Knowing that stagnant air is a significant risk factor in the transmission of COVID-19, it is important to address HVAC systems on campus. With consultation of HVAC and industrial hygiene experts, MSB is in the fortunate position of having new buildings with modern HVAC systems. MSB’s HVAC systems run 24/7 providing a constant flow of air and increasing outdoor air ventilation. The system supplies 6-8 air changes per hour in classrooms, up to 10 air changes per hour in offices. Inside air is replaced with outside air approximately 2 air changes per hour. These air change rates are at the levels recommended for hospital rooms, including those with COVID-19 patients. As we reopen campus, HVAC systems will be upgraded with MERV-13 filters.
Transportation and School Vehicles
All student transportation must be performed using a fleet minivan. No one may be seated in the middle seat to ensure physical distancing. Transportation is limited to one staff member and one student. The student and staff must be properly masked at all times while in the vehicle.
Local School System Transportation
As MSB resumes on-campus instruction, we will coordinate with each LSS to arrange transportation plans. Since MSB depends on the local school systems (LSS) to provide transportation, as part of each student’s IEP, MSB also relies on the LSS to institute safe protocols and social distancing, particularly for students who are not able to wear face coverings.
Meetings including IEPs and other student related meetings will be held virtually to minimize the risk of COVID-19 exposure to the campus.
Parent Town Hall Meetings
Parents will be informed of the plan and apprised of changes to the plan via scheduled on-line Town Hall Meetings.
July 8, 2020
August 4, 2020
September 17, 2020 – Family Back to School Meeting
October 1, 2020
(revised September 14, 2020)
Most meetings will be held virtually. However, when it is necessary for visitors to come on campus, they will schedule appointments and comply with all rules and screening procedures including wearing masks.
Parent Drop off and Pick up
Parents should release their child to staff during drop off and not enter school buildings. When picking up students, parents should wait at their vehicle until a staff member brings their child to them.
Required Staff Training
In order to return to work on campus, all staff must complete the following trainings:
1. COVID-19 Disease Education
2. When and How to Use Personal Protective Equipment
3. Cleaning and Sanitizing Protocols
4. Health Screening/Temperature Taking (if appropriate)
5. Supervisor Training (if appropriate)
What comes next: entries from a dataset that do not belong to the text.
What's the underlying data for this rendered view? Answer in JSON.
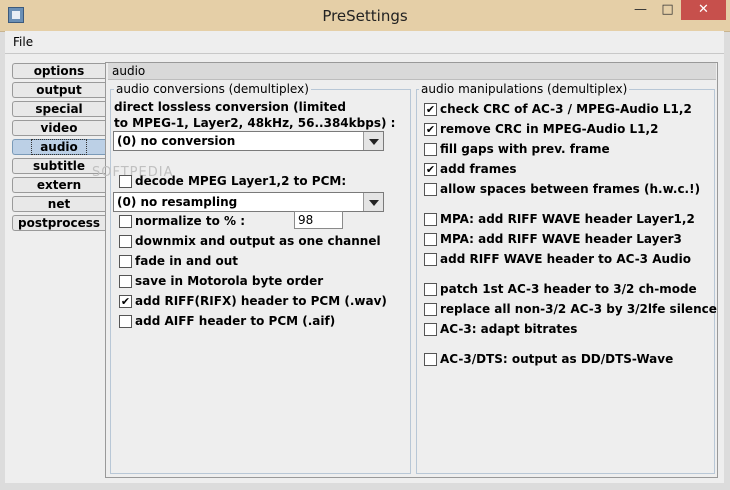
{
  "window": {
    "title": "PreSettings"
  },
  "menubar": {
    "file": "File"
  },
  "tabs": [
    "options",
    "output",
    "special",
    "video",
    "audio",
    "subtitle",
    "extern",
    "net",
    "postprocess"
  ],
  "selected_tab": "audio",
  "panel": {
    "header": "audio"
  },
  "watermark": "SOFTPEDIA",
  "left_group": {
    "title": "audio conversions (demultiplex)",
    "lossless_line1": "direct lossless conversion (limited",
    "lossless_line2": "to MPEG-1, Layer2, 48kHz, 56..384kbps) :",
    "conversion_combo": "(0) no conversion",
    "decode_pcm": {
      "label": "decode MPEG Layer1,2 to PCM:",
      "checked": false
    },
    "resampling_combo": "(0) no resampling",
    "normalize": {
      "label": "normalize to % :",
      "checked": false,
      "value": "98"
    },
    "downmix": {
      "label": "downmix and output as one channel",
      "checked": false
    },
    "fade": {
      "label": "fade in and out",
      "checked": false
    },
    "motorola": {
      "label": "save in Motorola byte order",
      "checked": false
    },
    "riff": {
      "label": "add RIFF(RIFX) header to PCM (.wav)",
      "checked": true
    },
    "aiff": {
      "label": "add AIFF header to PCM (.aif)",
      "checked": false
    }
  },
  "right_group": {
    "title": "audio manipulations (demultiplex)",
    "items": [
      {
        "label": "check CRC of AC-3 / MPEG-Audio L1,2",
        "checked": true
      },
      {
        "label": "remove CRC in MPEG-Audio L1,2",
        "checked": true
      },
      {
        "label": "fill gaps with prev. frame",
        "checked": false
      },
      {
        "label": "add frames",
        "checked": true
      },
      {
        "label": "allow spaces between frames (h.w.c.!)",
        "checked": false
      },
      {
        "label": "MPA: add RIFF WAVE header Layer1,2",
        "checked": false
      },
      {
        "label": "MPA: add RIFF WAVE header Layer3",
        "checked": false
      },
      {
        "label": "add RIFF WAVE header to AC-3 Audio",
        "checked": false
      },
      {
        "label": "patch 1st AC-3 header to 3/2 ch-mode",
        "checked": false
      },
      {
        "label": "replace all non-3/2 AC-3 by 3/2lfe silence",
        "checked": false
      },
      {
        "label": "AC-3: adapt bitrates",
        "checked": false
      },
      {
        "label": "AC-3/DTS: output as DD/DTS-Wave",
        "checked": false
      }
    ]
  }
}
Through virtual platforms and upon return to campus, all students will receive additional education on COVID-19 and safety protocols needed to keep the community safe and healthy. Educational opportunities will come in a variety of forms and be appropriate to the students’ age and developmental level.
Supply Replenishment Procedures
Staff should check with supervisors or designated point of contact when PPE supplies are needed.
For questions or more information, please contact:
Patti Bell, Health Center Manager: 410-444-5000 x1555
Matthew Andrews, Assistant Director of Campus Operations: 410-444-5000 x 1716
Lauren Pappas, Director of Human Resources: 410-444-5000 x1469
Kim Poswiatowski, Benefits Specialist: 410-444-5000 x1364
Robert Hair, Superintendent: 410-444-5000 x1710
Research on COVID-19 is evolving on a daily basis and recommendations may change.